New Year’s Glasses : Our Long National Nightmare
New Year’s Eve, a time to gather around with friends, get drunk, and wear stupid looking glasses. You know what we’re talking about, the glasses that you see every where on New Year’s Eve, with the year proudly displayed across the face of some idiot. Apparently the guys in the photo above invented these things, back in 1990 (their real names are listed, if you’d like to send hate mail) :
They thought they dreamed up a winner — that night of Jan. 27, 1990, when over some beers at a Ballard apartment, Richard Sclafani and Peter Cicero were doodling ideas on paper.
Their brilliant invention was those plastic, glow-in-the-dark, New Year’s Eve glasses shaped like the year. It turned out that Sclafani and Cicero really had come up with something:
From David Letterman to The New York Times, the two local guys saw their creation publicized, although never attributed to them.
The glasses would become the goofy icon that for the past two decades has been associated with the year-end celebration. Their first Glow-Year Glasses were marketed for 1991, and since then, Sclafani and Cicero have sold 1.2 million of them.
Then the decade ended, and I, like many others thought our long national nightmare was over. Even the creators of these glasses decided their time had come to an end, and stopped production. But their decision was based on the fact that the market was flooded with cheap knock-offs, not because it was rather stupid to make glasses if you didn’t have two round digits in the middle of the year to make eye holes with. Thus, when the calendar neared 2010, we ended up with this :
So now, as we approach another New Year’s Eve, I thought it would be fun (and by fun, I mean embarrassed for society) to look and see how far we’ve come. Although invented and produced by 1991, there was no photographic proof (save for the photo in the header) readily available on the internet until 1998. Notice how the first couple of photos are the design created by our great founders.
In 2013, even the damn dogs were wearing them. But maybe there is hope, maybe the manufacturers have seen these photos, and realize how stupid everyone looks, and have decided to stop making these things. No such luck, as a simple Google Images search provides plenty of examples of 2018 designs.

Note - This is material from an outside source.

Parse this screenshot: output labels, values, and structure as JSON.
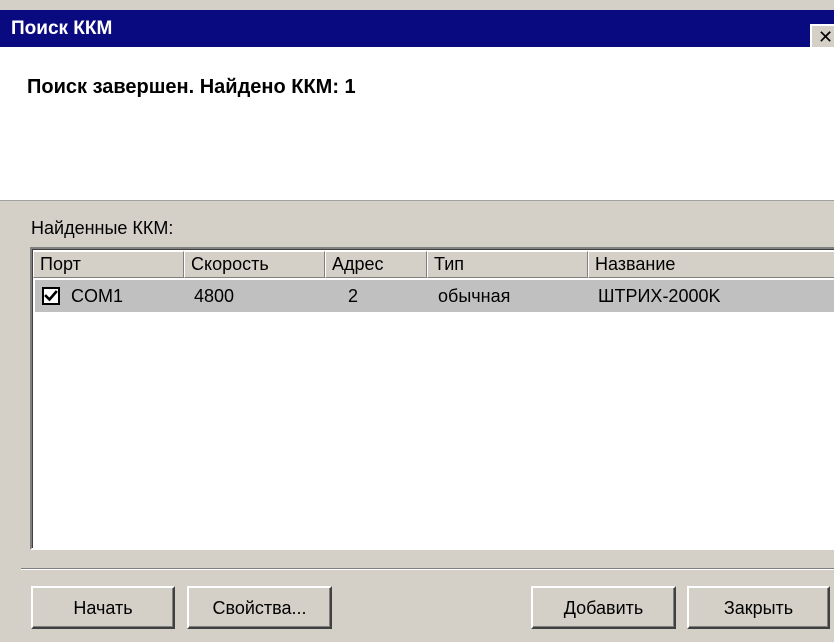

Since we’re stuck with these things for the foreseeable future, I guess we should wear them loud, proud, and super gay! (having or showing a merry, lively mood; festive)